╭──
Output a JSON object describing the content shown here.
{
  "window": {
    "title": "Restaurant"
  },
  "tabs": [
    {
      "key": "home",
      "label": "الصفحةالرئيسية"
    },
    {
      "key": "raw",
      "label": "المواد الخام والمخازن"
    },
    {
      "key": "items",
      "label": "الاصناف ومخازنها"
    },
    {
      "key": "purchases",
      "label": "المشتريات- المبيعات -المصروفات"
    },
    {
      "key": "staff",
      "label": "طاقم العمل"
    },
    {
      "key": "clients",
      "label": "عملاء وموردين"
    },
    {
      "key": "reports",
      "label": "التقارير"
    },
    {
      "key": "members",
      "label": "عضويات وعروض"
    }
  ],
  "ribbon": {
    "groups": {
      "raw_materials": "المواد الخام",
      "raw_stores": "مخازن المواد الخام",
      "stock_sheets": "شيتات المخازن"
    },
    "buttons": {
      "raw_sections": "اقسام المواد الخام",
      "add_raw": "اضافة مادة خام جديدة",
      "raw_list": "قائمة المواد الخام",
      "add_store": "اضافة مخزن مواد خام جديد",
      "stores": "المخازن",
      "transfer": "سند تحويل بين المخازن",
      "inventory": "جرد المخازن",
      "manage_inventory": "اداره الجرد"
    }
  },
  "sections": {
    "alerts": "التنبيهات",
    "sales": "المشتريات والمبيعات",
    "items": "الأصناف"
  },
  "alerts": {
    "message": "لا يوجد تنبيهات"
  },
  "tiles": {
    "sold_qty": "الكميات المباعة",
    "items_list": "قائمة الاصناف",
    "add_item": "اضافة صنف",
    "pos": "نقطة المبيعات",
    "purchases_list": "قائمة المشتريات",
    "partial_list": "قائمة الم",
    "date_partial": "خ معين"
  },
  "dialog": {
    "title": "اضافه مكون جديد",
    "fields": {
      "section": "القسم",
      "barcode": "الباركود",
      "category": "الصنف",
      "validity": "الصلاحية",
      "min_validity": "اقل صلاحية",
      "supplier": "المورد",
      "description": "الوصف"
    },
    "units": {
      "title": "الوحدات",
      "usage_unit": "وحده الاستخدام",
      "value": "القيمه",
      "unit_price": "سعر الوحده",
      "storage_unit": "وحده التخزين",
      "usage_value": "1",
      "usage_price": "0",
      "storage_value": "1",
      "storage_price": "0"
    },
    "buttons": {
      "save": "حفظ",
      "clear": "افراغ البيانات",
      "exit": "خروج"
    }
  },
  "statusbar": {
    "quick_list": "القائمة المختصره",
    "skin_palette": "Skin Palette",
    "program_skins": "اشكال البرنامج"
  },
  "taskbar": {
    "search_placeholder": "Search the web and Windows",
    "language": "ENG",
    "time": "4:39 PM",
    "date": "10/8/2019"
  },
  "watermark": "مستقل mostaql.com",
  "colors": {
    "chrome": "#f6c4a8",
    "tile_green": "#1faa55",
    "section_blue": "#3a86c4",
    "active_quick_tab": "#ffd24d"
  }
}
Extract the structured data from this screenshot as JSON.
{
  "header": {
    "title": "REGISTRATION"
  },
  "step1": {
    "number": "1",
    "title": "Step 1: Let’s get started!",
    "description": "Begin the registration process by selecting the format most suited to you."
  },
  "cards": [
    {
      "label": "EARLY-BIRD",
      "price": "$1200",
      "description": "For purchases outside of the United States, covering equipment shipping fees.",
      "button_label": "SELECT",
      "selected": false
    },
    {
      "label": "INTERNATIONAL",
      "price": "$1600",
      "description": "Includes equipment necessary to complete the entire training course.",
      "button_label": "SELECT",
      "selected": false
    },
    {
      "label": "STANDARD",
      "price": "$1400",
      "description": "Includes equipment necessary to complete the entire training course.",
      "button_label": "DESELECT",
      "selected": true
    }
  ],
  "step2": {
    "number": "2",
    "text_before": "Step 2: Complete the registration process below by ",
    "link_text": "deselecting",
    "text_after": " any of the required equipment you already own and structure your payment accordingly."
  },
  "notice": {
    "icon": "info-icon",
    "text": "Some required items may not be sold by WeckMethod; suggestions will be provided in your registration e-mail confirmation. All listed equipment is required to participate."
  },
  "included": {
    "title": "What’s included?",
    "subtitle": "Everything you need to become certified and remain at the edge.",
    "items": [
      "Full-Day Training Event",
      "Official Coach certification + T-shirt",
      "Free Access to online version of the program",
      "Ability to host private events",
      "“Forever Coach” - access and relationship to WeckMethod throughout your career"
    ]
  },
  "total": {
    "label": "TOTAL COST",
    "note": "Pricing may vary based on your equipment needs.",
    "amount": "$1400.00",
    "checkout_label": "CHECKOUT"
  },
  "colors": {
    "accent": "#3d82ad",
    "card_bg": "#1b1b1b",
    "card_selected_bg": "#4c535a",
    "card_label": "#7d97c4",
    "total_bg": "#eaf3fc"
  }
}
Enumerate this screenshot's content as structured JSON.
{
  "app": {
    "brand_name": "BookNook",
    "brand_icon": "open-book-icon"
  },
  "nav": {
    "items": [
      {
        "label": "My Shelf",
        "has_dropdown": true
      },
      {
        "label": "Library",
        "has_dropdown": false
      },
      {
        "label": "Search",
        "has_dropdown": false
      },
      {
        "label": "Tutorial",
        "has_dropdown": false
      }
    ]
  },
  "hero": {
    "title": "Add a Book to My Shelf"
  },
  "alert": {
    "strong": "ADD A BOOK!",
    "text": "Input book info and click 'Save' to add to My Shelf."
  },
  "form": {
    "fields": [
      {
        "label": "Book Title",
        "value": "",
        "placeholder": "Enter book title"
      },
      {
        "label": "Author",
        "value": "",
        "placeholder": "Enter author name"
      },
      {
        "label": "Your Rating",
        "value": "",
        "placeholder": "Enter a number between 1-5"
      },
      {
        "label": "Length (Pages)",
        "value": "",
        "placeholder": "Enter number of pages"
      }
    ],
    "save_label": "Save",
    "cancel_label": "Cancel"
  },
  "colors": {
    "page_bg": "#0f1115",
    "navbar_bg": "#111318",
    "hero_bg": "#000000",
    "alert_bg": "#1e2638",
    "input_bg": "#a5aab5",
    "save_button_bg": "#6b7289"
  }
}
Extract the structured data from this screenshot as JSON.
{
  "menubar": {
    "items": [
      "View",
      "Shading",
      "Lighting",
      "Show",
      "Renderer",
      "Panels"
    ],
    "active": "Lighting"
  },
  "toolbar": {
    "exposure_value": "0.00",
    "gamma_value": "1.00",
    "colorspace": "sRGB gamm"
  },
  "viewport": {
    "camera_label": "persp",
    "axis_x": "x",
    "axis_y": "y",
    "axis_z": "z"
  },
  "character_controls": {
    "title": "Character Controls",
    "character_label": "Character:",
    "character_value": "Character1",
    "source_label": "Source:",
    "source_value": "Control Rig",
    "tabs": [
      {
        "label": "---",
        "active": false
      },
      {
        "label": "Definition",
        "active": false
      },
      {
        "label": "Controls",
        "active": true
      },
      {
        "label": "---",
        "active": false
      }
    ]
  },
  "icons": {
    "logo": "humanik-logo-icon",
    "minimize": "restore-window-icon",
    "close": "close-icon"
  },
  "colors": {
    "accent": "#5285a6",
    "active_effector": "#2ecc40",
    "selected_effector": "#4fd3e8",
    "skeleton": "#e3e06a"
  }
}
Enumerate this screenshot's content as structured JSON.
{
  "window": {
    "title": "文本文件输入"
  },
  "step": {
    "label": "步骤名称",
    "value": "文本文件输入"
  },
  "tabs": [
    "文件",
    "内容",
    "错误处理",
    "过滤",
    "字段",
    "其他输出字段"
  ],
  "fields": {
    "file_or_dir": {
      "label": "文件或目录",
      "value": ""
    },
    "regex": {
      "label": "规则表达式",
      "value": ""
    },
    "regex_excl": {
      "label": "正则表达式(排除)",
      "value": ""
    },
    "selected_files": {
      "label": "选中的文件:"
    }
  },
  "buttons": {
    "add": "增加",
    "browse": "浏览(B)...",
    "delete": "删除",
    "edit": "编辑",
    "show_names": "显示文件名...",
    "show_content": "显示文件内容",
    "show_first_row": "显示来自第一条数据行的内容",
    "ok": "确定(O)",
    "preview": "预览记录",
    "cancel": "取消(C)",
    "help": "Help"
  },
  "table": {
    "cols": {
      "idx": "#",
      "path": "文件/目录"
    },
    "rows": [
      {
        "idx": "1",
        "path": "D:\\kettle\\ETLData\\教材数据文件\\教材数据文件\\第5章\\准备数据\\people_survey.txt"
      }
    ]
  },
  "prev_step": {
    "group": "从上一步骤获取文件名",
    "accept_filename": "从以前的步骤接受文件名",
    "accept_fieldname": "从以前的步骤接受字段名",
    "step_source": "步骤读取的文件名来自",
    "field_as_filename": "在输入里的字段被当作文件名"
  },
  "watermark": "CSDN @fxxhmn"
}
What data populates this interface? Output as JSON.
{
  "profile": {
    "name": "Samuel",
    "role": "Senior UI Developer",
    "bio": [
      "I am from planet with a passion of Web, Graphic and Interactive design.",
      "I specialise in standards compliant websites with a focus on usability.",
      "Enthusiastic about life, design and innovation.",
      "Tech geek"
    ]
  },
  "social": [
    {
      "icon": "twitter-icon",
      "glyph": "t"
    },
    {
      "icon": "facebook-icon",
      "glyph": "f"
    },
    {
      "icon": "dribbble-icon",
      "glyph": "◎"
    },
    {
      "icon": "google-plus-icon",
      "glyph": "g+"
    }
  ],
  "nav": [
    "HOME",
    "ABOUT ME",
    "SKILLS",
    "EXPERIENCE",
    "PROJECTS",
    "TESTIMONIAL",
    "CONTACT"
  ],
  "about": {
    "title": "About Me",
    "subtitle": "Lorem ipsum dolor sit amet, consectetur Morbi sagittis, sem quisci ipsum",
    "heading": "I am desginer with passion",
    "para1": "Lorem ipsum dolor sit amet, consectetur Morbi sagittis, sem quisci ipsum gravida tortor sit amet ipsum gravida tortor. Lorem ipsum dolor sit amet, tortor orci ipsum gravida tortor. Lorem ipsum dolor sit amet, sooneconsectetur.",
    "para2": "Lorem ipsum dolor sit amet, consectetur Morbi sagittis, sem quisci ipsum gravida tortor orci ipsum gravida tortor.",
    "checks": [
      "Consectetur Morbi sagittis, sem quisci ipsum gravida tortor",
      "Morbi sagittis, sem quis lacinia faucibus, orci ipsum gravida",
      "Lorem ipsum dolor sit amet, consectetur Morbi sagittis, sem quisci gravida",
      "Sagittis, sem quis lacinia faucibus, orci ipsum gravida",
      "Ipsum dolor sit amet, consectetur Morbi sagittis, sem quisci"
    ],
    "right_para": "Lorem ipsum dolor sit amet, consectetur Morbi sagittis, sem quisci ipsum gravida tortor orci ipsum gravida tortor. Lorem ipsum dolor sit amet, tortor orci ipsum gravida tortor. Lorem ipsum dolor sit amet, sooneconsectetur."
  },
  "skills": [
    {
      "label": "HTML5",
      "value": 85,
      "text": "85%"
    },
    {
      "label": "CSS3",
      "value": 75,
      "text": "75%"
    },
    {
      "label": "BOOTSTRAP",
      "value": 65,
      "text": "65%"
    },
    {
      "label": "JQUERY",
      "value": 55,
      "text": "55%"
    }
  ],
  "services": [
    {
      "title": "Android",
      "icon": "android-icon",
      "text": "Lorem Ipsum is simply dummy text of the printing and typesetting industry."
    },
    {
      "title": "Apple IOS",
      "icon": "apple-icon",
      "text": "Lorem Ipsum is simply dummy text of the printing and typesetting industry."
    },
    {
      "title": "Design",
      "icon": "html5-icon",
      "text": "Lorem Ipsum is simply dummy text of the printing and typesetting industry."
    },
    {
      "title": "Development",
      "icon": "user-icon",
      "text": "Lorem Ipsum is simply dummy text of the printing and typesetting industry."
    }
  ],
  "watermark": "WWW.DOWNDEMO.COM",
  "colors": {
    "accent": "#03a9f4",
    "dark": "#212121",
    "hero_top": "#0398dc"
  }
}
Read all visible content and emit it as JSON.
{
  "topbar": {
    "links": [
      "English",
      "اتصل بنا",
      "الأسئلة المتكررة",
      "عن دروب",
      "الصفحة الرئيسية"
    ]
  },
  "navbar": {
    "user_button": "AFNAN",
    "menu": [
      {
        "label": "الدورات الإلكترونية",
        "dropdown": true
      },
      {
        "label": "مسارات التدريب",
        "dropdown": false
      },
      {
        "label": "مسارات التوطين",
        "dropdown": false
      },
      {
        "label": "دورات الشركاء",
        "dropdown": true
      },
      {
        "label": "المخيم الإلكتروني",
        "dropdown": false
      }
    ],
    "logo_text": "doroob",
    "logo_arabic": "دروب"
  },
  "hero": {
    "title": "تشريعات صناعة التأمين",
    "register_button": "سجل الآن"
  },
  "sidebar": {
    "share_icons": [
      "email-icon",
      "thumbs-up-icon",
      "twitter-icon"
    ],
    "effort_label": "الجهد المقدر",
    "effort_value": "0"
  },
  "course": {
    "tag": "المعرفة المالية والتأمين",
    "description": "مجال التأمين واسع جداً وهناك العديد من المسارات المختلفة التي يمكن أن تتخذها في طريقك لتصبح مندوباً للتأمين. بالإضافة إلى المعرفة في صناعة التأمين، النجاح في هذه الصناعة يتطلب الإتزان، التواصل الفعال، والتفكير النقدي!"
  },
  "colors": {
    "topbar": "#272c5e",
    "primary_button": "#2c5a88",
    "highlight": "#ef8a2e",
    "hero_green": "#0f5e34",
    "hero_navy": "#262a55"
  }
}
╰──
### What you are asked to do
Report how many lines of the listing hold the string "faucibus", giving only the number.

### Solved exercise
2